[Dataset rows describing interfaces]
Start of Block
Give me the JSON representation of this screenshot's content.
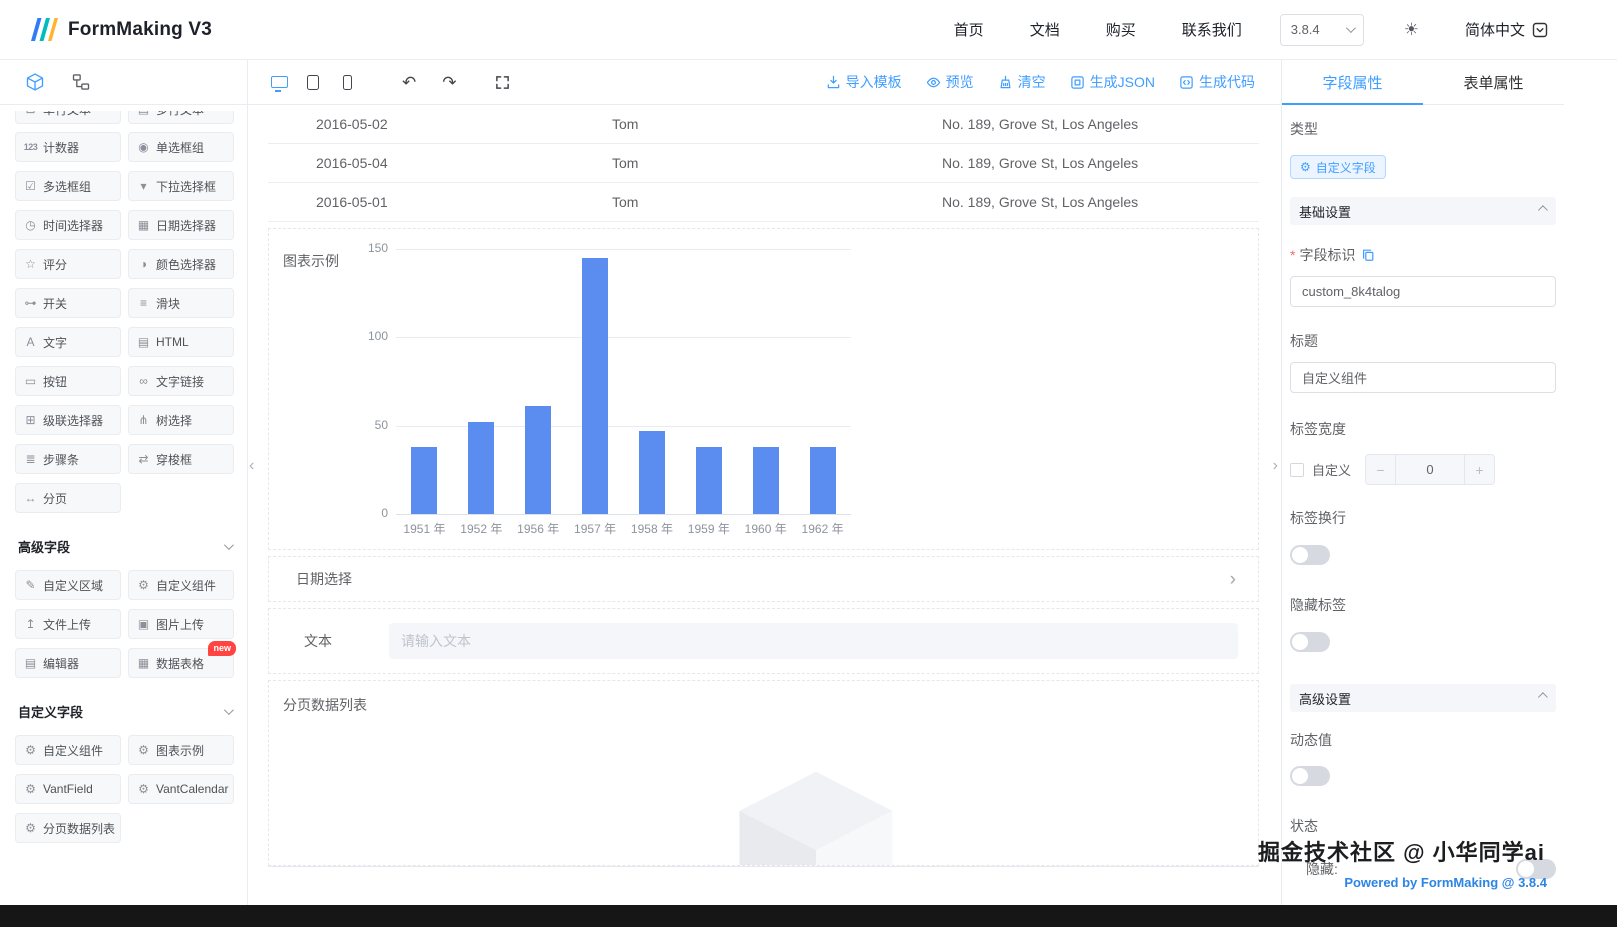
{
  "header": {
    "logo_text": "FormMaking V3",
    "nav": [
      {
        "name": "home",
        "label": "首页"
      },
      {
        "name": "docs",
        "label": "文档"
      },
      {
        "name": "buy",
        "label": "购买"
      },
      {
        "name": "contact",
        "label": "联系我们"
      }
    ],
    "version": "3.8.4",
    "language": "简体中文"
  },
  "sidebar": {
    "partial_fields": [
      {
        "name": "single-line-text",
        "icon": "input-icon",
        "label": "单行文本"
      },
      {
        "name": "multi-line-text",
        "icon": "textarea-icon",
        "label": "多行文本"
      }
    ],
    "basic_fields": [
      {
        "name": "counter",
        "icon": "counter-icon",
        "label": "计数器"
      },
      {
        "name": "radio-group",
        "icon": "radio-icon",
        "label": "单选框组"
      },
      {
        "name": "checkbox-group",
        "icon": "checkbox-icon",
        "label": "多选框组"
      },
      {
        "name": "select",
        "icon": "dropdown-icon",
        "label": "下拉选择框"
      },
      {
        "name": "time-picker",
        "icon": "time-icon",
        "label": "时间选择器"
      },
      {
        "name": "date-picker",
        "icon": "date-icon",
        "label": "日期选择器"
      },
      {
        "name": "rate",
        "icon": "rate-icon",
        "label": "评分"
      },
      {
        "name": "color-picker",
        "icon": "color-icon",
        "label": "颜色选择器"
      },
      {
        "name": "switch",
        "icon": "switch-icon",
        "label": "开关"
      },
      {
        "name": "slider",
        "icon": "slider-icon",
        "label": "滑块"
      },
      {
        "name": "text",
        "icon": "text-icon",
        "label": "文字"
      },
      {
        "name": "html",
        "icon": "html-icon",
        "label": "HTML"
      },
      {
        "name": "button",
        "icon": "button-icon",
        "label": "按钮"
      },
      {
        "name": "text-link",
        "icon": "link-icon",
        "label": "文字链接"
      },
      {
        "name": "cascader",
        "icon": "cascader-icon",
        "label": "级联选择器"
      },
      {
        "name": "tree-select",
        "icon": "tree-icon",
        "label": "树选择"
      },
      {
        "name": "steps",
        "icon": "steps-icon",
        "label": "步骤条"
      },
      {
        "name": "transfer",
        "icon": "transfer-icon",
        "label": "穿梭框"
      },
      {
        "name": "pagination",
        "icon": "pagination-icon",
        "label": "分页"
      }
    ],
    "advanced_section": {
      "title": "高级字段",
      "items": [
        {
          "name": "custom-area",
          "icon": "custom-area-icon",
          "label": "自定义区域"
        },
        {
          "name": "custom-component",
          "icon": "custom-component-icon",
          "label": "自定义组件"
        },
        {
          "name": "file-upload",
          "icon": "file-upload-icon",
          "label": "文件上传"
        },
        {
          "name": "image-upload",
          "icon": "image-upload-icon",
          "label": "图片上传"
        },
        {
          "name": "editor",
          "icon": "editor-icon",
          "label": "编辑器"
        },
        {
          "name": "data-table",
          "icon": "data-table-icon",
          "label": "数据表格",
          "badge": "new"
        }
      ]
    },
    "custom_section": {
      "title": "自定义字段",
      "items": [
        {
          "name": "custom-component",
          "icon": "plugin-icon",
          "label": "自定义组件"
        },
        {
          "name": "chart-demo",
          "icon": "plugin-icon",
          "label": "图表示例"
        },
        {
          "name": "vant-field",
          "icon": "plugin-icon",
          "label": "VantField"
        },
        {
          "name": "vant-calendar",
          "icon": "plugin-icon",
          "label": "VantCalendar"
        },
        {
          "name": "paged-data-list",
          "icon": "plugin-icon",
          "label": "分页数据列表"
        }
      ]
    }
  },
  "toolbar": {
    "actions": [
      {
        "name": "import-template",
        "icon": "import-icon",
        "label": "导入模板"
      },
      {
        "name": "preview",
        "icon": "preview-icon",
        "label": "预览"
      },
      {
        "name": "clear",
        "icon": "clear-icon",
        "label": "清空"
      },
      {
        "name": "generate-json",
        "icon": "json-icon",
        "label": "生成JSON"
      },
      {
        "name": "generate-code",
        "icon": "code-icon",
        "label": "生成代码"
      }
    ]
  },
  "canvas": {
    "table_rows": [
      {
        "date": "2016-05-02",
        "name": "Tom",
        "address": "No. 189, Grove St, Los Angeles"
      },
      {
        "date": "2016-05-04",
        "name": "Tom",
        "address": "No. 189, Grove St, Los Angeles"
      },
      {
        "date": "2016-05-01",
        "name": "Tom",
        "address": "No. 189, Grove St, Los Angeles"
      }
    ],
    "chart_label": "图表示例",
    "date_select_label": "日期选择",
    "text_field": {
      "label": "文本",
      "placeholder": "请输入文本"
    },
    "pagination_list_label": "分页数据列表"
  },
  "chart_data": {
    "type": "bar",
    "title": "图表示例",
    "categories": [
      "1951 年",
      "1952 年",
      "1956 年",
      "1957 年",
      "1958 年",
      "1959 年",
      "1960 年",
      "1962 年"
    ],
    "values": [
      38,
      52,
      61,
      145,
      47,
      38,
      38,
      38
    ],
    "ylim": [
      0,
      150
    ],
    "yticks": [
      0,
      50,
      100,
      150
    ],
    "grid": true,
    "legend": "none",
    "bar_color": "#5B8CF0"
  },
  "properties": {
    "tabs": [
      {
        "name": "field-props",
        "label": "字段属性",
        "active": true
      },
      {
        "name": "form-props",
        "label": "表单属性",
        "active": false
      }
    ],
    "type_label": "类型",
    "type_tag": "自定义字段",
    "basic": {
      "title": "基础设置",
      "field_id_label": "字段标识",
      "field_id_value": "custom_8k4talog",
      "title_label": "标题",
      "title_value": "自定义组件",
      "label_width_label": "标签宽度",
      "custom_checkbox_label": "自定义",
      "stepper_value": "0",
      "label_wrap_label": "标签换行",
      "hide_label_label": "隐藏标签"
    },
    "advanced": {
      "title": "高级设置",
      "dynamic_value_label": "动态值",
      "status_label": "状态",
      "hidden_label": "隐藏:"
    }
  },
  "footer": {
    "watermark": "掘金技术社区 @ 小华同学ai",
    "powered_by": "Powered by FormMaking @ 3.8.4"
  }
}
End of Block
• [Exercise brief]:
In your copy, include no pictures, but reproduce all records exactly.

• [Written response]:
Give me the JSON representation of this screenshot's content.
{
  "header": {
    "logo_text": "FormMaking V3",
    "nav": [
      {
        "name": "home",
        "label": "首页"
      },
      {
        "name": "docs",
        "label": "文档"
      },
      {
        "name": "buy",
        "label": "购买"
      },
      {
        "name": "contact",
        "label": "联系我们"
      }
    ],
    "version": "3.8.4",
    "language": "简体中文"
  },
  "sidebar": {
    "partial_fields": [
      {
        "name": "single-line-text",
        "icon": "input-icon",
        "label": "单行文本"
      },
      {
        "name": "multi-line-text",
        "icon": "textarea-icon",
        "label": "多行文本"
      }
    ],
    "basic_fields": [
      {
        "name": "counter",
        "icon": "counter-icon",
        "label": "计数器"
      },
      {
        "name": "radio-group",
        "icon": "radio-icon",
        "label": "单选框组"
      },
      {
        "name": "checkbox-group",
        "icon": "checkbox-icon",
        "label": "多选框组"
      },
      {
        "name": "select",
        "icon": "dropdown-icon",
        "label": "下拉选择框"
      },
      {
        "name": "time-picker",
        "icon": "time-icon",
        "label": "时间选择器"
      },
      {
        "name": "date-picker",
        "icon": "date-icon",
        "label": "日期选择器"
      },
      {
        "name": "rate",
        "icon": "rate-icon",
        "label": "评分"
      },
      {
        "name": "color-picker",
        "icon": "color-icon",
        "label": "颜色选择器"
      },
      {
        "name": "switch",
        "icon": "switch-icon",
        "label": "开关"
      },
      {
        "name": "slider",
        "icon": "slider-icon",
        "label": "滑块"
      },
      {
        "name": "text",
        "icon": "text-icon",
        "label": "文字"
      },
      {
        "name": "html",
        "icon": "html-icon",
        "label": "HTML"
      },
      {
        "name": "button",
        "icon": "button-icon",
        "label": "按钮"
      },
      {
        "name": "text-link",
        "icon": "link-icon",
        "label": "文字链接"
      },
      {
        "name": "cascader",
        "icon": "cascader-icon",
        "label": "级联选择器"
      },
      {
        "name": "tree-select",
        "icon": "tree-icon",
        "label": "树选择"
      },
      {
        "name": "steps",
        "icon": "steps-icon",
        "label": "步骤条"
      },
      {
        "name": "transfer",
        "icon": "transfer-icon",
        "label": "穿梭框"
      },
      {
        "name": "pagination",
        "icon": "pagination-icon",
        "label": "分页"
      }
    ],
    "advanced_section": {
      "title": "高级字段",
      "items": [
        {
          "name": "custom-area",
          "icon": "custom-area-icon",
          "label": "自定义区域"
        },
        {
          "name": "custom-component",
          "icon": "custom-component-icon",
          "label": "自定义组件"
        },
        {
          "name": "file-upload",
          "icon": "file-upload-icon",
          "label": "文件上传"
        },
        {
          "name": "image-upload",
          "icon": "image-upload-icon",
          "label": "图片上传"
        },
        {
          "name": "editor",
          "icon": "editor-icon",
          "label": "编辑器"
        },
        {
          "name": "data-table",
          "icon": "data-table-icon",
          "label": "数据表格",
          "badge": "new"
        }
      ]
    },
    "custom_section": {
      "title": "自定义字段",
      "items": [
        {
          "name": "custom-component",
          "icon": "plugin-icon",
          "label": "自定义组件"
        },
        {
          "name": "chart-demo",
          "icon": "plugin-icon",
          "label": "图表示例"
        },
        {
          "name": "vant-field",
          "icon": "plugin-icon",
          "label": "VantField"
        },
        {
          "name": "vant-calendar",
          "icon": "plugin-icon",
          "label": "VantCalendar"
        },
        {
          "name": "paged-data-list",
          "icon": "plugin-icon",
          "label": "分页数据列表"
        }
      ]
    }
  },
  "toolbar": {
    "actions": [
      {
        "name": "import-template",
        "icon": "import-icon",
        "label": "导入模板"
      },
      {
        "name": "preview",
        "icon": "preview-icon",
        "label": "预览"
      },
      {
        "name": "clear",
        "icon": "clear-icon",
        "label": "清空"
      },
      {
        "name": "generate-json",
        "icon": "json-icon",
        "label": "生成JSON"
      },
      {
        "name": "generate-code",
        "icon": "code-icon",
        "label": "生成代码"
      }
    ]
  },
  "canvas": {
    "table_rows": [
      {
        "date": "2016-05-02",
        "name": "Tom",
        "address": "No. 189, Grove St, Los Angeles"
      },
      {
        "date": "2016-05-04",
        "name": "Tom",
        "address": "No. 189, Grove St, Los Angeles"
      },
      {
        "date": "2016-05-01",
        "name": "Tom",
        "address": "No. 189, Grove St, Los Angeles"
      }
    ],
    "chart_label": "图表示例",
    "date_select_label": "日期选择",
    "text_field": {
      "label": "文本",
      "placeholder": "请输入文本"
    },
    "pagination_list_label": "分页数据列表"
  },
  "chart_data": {
    "type": "bar",
    "title": "图表示例",
    "categories": [
      "1951 年",
      "1952 年",
      "1956 年",
      "1957 年",
      "1958 年",
      "1959 年",
      "1960 年",
      "1962 年"
    ],
    "values": [
      38,
      52,
      61,
      145,
      47,
      38,
      38,
      38
    ],
    "ylim": [
      0,
      150
    ],
    "yticks": [
      0,
      50,
      100,
      150
    ],
    "grid": true,
    "legend": "none",
    "bar_color": "#5B8CF0"
  },
  "properties": {
    "tabs": [
      {
        "name": "field-props",
        "label": "字段属性",
        "active": true
      },
      {
        "name": "form-props",
        "label": "表单属性",
        "active": false
      }
    ],
    "type_label": "类型",
    "type_tag": "自定义字段",
    "basic": {
      "title": "基础设置",
      "field_id_label": "字段标识",
      "field_id_value": "custom_8k4talog",
      "title_label": "标题",
      "title_value": "自定义组件",
      "label_width_label": "标签宽度",
      "custom_checkbox_label": "自定义",
      "stepper_value": "0",
      "label_wrap_label": "标签换行",
      "hide_label_label": "隐藏标签"
    },
    "advanced": {
      "title": "高级设置",
      "dynamic_value_label": "动态值",
      "status_label": "状态",
      "hidden_label": "隐藏:"
    }
  },
  "footer": {
    "watermark": "掘金技术社区 @ 小华同学ai",
    "powered_by": "Powered by FormMaking @ 3.8.4"
  }
}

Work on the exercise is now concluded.